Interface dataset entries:

=== Begin Enclosure ===

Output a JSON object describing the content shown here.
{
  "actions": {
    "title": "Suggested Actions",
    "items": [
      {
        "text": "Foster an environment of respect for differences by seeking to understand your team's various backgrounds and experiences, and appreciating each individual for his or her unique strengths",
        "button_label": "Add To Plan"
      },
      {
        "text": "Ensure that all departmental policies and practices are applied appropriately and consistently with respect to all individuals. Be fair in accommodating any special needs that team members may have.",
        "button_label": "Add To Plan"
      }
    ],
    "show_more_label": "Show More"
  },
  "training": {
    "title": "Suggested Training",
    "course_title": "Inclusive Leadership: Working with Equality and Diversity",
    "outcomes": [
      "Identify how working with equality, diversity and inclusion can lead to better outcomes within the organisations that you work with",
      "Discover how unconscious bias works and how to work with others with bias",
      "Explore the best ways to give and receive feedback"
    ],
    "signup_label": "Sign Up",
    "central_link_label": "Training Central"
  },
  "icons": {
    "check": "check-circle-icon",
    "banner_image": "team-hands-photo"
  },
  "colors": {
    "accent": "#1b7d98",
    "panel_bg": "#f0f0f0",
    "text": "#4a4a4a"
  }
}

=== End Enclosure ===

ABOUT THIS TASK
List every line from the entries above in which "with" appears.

SOLUTION FOR THIS PROBLEM
        "text": "Ensure that all departmental policies and practices are applied appropriately and consistently with respect to all individuals. Be fair in accommodating any special needs that team members may have.",
    "course_title": "Inclusive Leadership: Working with Equality and Diversity",
      "Identify how working with equality, diversity and inclusion can lead to better outcomes within the organisations that you work with",
      "Discover how unconscious bias works and how to work with others with bias",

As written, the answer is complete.